You found an awesome job posting or graduate program, crafted the perfect curriculum vitae, and created a cover letter capable of convincing the staunchest of holdouts that you are a vital addition to their team. The only problem is you remembered to attach your resume after pressing send on your cover letter e-mail. Forgotten attachments happen to everyone, but the job application process is where you are supposed to distinguish yourself as a better candidate than everyone else. So – now what?
Unlike many career advice searches on the internet, there are not a lot of professional sites with comments on forgotten attachments. The obvious action requires you to send the forgotten materials; otherwise there is no chance for success. The real question remains: How do provide the missing information while saving face?
Do you apologize for the mistake? Do you try to act as if it never happened? The best route is to resend the same e-mail (with the attachment this time) with a comment in the title about the inclusion. Do not write a long, apologetic paragraph about forgetting the attachment. This reaction makes a big deal out of a common mistake and can make you seem insecure. At the same time you need to say something to differentiate the new e-mail from the old one so the hiring manager or principal investigator does not think you are spamming them. One postdoc recently forgot to attach their resume to a cold call e-mail and recovered by simply sending the same e-mail entitled “Employment inquiry at blah with attached resume”, and received a positive response.
For the most part, human resources and principal investigators tend to be pretty forgiving. Just keep in mind they are judging you at every interaction – this can be a time to show your ability to recover gracefully from a difficult situation.

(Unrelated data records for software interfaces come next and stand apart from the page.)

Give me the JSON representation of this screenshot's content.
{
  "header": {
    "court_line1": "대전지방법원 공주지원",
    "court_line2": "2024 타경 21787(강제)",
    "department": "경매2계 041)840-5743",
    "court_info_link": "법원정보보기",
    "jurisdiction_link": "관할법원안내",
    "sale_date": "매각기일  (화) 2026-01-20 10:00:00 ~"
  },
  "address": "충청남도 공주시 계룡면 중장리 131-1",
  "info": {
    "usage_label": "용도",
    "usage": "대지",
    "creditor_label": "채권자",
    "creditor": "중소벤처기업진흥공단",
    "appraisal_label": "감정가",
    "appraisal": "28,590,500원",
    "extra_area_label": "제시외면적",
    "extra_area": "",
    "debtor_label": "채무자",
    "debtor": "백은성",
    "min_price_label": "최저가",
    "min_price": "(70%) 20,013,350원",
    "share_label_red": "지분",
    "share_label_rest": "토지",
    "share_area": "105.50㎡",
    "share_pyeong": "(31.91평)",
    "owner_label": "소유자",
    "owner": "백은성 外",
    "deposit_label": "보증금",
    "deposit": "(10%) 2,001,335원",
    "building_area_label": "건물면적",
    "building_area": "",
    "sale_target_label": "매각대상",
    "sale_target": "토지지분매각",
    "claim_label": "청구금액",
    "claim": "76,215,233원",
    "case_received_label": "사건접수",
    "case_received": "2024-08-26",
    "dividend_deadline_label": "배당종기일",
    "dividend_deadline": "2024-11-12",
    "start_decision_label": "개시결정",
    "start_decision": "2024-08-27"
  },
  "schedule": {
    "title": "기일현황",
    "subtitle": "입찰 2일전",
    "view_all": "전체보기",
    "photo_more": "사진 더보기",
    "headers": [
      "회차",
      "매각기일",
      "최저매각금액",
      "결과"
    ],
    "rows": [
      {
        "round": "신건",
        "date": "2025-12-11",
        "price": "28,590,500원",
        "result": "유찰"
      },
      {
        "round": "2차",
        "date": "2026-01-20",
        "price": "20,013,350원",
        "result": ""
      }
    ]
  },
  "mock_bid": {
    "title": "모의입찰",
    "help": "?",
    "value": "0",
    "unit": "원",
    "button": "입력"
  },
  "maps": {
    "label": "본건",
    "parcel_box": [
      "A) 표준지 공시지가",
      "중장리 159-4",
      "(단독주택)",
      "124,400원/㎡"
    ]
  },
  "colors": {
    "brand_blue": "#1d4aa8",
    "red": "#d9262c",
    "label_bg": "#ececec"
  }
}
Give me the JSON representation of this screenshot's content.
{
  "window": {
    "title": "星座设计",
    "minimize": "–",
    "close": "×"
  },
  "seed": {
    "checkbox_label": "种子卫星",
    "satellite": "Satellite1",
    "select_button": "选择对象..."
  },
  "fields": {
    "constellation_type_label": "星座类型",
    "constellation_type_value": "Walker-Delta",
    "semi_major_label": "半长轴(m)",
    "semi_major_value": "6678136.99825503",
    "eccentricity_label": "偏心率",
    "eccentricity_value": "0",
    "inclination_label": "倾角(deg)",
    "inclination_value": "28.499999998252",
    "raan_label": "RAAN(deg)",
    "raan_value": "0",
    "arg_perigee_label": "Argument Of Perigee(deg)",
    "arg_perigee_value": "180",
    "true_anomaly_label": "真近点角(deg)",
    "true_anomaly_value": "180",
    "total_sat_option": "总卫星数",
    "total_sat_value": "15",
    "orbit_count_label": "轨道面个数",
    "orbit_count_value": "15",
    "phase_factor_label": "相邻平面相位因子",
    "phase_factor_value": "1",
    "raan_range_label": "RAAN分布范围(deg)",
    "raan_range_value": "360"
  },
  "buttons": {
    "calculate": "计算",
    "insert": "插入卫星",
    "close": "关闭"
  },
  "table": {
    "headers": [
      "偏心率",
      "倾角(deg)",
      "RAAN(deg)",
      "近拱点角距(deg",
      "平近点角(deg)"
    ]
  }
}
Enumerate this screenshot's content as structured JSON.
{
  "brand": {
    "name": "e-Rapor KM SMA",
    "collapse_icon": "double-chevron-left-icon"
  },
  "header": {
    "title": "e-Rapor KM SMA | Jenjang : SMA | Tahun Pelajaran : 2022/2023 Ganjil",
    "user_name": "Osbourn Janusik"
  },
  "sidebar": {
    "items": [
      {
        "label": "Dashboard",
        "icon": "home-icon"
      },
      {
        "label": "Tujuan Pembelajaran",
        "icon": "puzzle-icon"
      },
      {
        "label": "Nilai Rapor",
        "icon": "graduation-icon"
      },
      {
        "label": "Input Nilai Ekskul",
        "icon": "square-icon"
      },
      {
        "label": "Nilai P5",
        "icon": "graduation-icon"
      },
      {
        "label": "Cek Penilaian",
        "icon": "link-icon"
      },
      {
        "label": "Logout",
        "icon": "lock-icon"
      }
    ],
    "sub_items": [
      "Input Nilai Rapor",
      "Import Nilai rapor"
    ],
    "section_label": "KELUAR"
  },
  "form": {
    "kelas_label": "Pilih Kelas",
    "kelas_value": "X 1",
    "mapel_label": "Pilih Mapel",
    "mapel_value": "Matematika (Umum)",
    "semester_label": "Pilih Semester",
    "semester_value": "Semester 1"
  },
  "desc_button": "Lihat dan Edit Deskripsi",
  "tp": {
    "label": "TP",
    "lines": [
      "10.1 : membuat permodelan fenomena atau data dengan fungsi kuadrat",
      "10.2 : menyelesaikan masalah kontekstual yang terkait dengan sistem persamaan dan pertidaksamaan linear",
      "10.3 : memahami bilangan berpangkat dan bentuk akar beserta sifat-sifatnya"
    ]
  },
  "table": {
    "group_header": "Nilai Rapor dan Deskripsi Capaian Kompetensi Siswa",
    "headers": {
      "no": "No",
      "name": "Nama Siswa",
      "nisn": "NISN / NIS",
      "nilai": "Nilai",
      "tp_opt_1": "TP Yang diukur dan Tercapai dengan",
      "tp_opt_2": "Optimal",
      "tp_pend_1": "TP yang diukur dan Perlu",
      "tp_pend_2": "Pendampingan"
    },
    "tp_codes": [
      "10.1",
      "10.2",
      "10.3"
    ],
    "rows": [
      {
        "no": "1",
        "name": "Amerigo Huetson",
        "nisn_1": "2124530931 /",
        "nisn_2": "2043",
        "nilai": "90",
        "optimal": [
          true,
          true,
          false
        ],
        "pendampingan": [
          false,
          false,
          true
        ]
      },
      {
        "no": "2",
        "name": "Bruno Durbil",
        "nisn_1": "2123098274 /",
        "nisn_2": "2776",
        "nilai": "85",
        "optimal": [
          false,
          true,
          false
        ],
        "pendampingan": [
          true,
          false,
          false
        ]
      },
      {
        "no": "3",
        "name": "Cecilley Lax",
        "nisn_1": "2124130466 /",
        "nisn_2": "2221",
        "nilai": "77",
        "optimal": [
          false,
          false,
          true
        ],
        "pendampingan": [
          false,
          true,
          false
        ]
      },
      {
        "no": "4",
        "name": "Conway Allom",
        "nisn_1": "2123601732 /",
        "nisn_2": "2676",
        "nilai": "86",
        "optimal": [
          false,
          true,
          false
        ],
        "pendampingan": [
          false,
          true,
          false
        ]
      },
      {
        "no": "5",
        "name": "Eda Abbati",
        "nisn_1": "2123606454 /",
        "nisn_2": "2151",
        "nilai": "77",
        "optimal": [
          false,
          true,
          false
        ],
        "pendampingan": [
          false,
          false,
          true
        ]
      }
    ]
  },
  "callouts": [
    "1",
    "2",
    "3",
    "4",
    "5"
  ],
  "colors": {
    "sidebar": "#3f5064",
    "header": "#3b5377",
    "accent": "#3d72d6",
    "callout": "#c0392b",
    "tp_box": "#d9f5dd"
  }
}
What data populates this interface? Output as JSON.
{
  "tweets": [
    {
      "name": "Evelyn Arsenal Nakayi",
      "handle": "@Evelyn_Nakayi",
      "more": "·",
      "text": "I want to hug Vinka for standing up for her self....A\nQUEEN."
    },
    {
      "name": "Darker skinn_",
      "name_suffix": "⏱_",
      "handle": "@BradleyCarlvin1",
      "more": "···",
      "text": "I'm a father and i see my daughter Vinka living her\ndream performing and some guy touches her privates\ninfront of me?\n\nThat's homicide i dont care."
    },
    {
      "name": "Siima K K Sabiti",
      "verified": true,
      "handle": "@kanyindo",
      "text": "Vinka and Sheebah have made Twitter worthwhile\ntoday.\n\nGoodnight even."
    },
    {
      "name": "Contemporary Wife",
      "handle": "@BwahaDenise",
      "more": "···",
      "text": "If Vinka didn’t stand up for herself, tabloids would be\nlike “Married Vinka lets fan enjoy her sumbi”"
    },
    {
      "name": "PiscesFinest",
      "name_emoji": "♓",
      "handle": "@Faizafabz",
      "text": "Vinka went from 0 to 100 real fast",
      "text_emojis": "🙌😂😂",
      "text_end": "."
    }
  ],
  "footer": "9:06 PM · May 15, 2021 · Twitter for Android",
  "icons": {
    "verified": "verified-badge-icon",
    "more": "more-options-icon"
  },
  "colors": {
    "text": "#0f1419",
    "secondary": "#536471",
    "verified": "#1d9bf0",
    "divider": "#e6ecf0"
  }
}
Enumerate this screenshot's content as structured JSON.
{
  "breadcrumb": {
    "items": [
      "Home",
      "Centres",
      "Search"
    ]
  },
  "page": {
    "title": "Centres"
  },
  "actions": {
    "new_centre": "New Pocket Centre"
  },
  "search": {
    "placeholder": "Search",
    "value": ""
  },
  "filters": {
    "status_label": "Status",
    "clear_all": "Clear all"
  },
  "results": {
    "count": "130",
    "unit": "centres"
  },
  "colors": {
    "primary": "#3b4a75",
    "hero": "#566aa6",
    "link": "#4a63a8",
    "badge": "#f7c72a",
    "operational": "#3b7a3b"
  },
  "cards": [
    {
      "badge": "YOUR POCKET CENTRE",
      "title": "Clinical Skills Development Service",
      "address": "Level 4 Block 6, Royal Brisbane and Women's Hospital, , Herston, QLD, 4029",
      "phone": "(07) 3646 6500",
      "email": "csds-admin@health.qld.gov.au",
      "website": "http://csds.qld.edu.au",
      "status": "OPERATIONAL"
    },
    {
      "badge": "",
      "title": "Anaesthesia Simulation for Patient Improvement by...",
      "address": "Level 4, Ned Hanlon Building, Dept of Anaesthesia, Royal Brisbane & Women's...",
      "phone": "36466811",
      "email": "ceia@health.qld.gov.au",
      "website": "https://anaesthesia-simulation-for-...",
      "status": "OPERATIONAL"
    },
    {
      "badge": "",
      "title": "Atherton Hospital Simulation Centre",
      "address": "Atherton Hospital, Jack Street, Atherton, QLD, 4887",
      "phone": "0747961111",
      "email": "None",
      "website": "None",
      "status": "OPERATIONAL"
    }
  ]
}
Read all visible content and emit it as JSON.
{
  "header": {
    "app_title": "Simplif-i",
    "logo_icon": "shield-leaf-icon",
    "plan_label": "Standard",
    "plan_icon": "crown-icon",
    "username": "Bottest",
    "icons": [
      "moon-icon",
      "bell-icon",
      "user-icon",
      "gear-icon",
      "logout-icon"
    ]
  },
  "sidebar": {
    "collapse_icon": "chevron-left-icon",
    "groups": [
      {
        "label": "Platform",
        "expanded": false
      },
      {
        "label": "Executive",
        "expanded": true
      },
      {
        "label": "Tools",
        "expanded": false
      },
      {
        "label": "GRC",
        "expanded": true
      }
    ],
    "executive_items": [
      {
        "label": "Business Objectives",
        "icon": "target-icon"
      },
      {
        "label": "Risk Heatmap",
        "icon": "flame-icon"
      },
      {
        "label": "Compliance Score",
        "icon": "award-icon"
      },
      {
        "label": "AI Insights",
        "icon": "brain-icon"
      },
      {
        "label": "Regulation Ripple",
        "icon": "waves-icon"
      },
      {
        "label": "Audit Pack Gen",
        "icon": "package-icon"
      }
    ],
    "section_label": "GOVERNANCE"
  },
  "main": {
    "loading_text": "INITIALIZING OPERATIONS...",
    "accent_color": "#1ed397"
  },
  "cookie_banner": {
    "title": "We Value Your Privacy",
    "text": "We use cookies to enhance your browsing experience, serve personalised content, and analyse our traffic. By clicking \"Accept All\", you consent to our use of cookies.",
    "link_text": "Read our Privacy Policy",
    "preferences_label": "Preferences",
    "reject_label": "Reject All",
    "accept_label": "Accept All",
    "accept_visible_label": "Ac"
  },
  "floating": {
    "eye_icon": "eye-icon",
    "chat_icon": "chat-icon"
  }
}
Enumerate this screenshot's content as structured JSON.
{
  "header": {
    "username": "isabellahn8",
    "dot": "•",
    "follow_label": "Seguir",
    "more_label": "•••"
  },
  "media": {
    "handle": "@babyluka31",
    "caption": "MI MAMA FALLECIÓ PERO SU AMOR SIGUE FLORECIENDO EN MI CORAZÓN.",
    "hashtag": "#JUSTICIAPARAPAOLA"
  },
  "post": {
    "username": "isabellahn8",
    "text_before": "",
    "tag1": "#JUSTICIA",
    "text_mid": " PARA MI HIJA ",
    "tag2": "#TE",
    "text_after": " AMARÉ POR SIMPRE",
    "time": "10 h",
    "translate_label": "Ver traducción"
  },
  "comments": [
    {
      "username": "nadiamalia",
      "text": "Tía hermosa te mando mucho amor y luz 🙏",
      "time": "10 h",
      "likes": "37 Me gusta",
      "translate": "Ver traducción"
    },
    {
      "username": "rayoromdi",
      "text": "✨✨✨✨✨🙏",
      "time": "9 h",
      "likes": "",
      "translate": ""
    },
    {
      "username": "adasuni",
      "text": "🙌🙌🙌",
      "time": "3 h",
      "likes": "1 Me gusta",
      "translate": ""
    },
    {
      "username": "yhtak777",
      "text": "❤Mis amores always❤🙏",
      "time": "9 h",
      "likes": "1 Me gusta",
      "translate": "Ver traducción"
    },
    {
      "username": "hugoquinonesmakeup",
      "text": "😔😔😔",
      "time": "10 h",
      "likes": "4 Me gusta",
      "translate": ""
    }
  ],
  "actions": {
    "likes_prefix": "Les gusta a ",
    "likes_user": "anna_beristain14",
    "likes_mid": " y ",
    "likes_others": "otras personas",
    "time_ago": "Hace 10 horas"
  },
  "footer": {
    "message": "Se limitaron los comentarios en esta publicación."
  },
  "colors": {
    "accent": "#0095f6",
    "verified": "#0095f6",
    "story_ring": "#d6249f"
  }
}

Mistakes made during the application process may come back to haunt you during the interview. Keep in mind that if you are being interviewed that the company/ principal investigator thinks you might be a good fit for them. Do not be the one to bring up a past mistake. Do not give them a reason to deny you the position. Only talk about a past error from your application process if they ask about it. Be prepared with an answer that puts you in a positive light, not something like you were too busy applying to their competitor and forgot the attachment to them.
Of course, the better strategy is to remember the attachment. Make a list of things, mentally or written down, that you always check before submitting any application. Some items to include can be; properly addressing the cover letter, attaching the required documentation, filling in the subject line, and using spell check (spell check will not reliably catch names). Leave a comment with other items you think the email proof-reading list should include.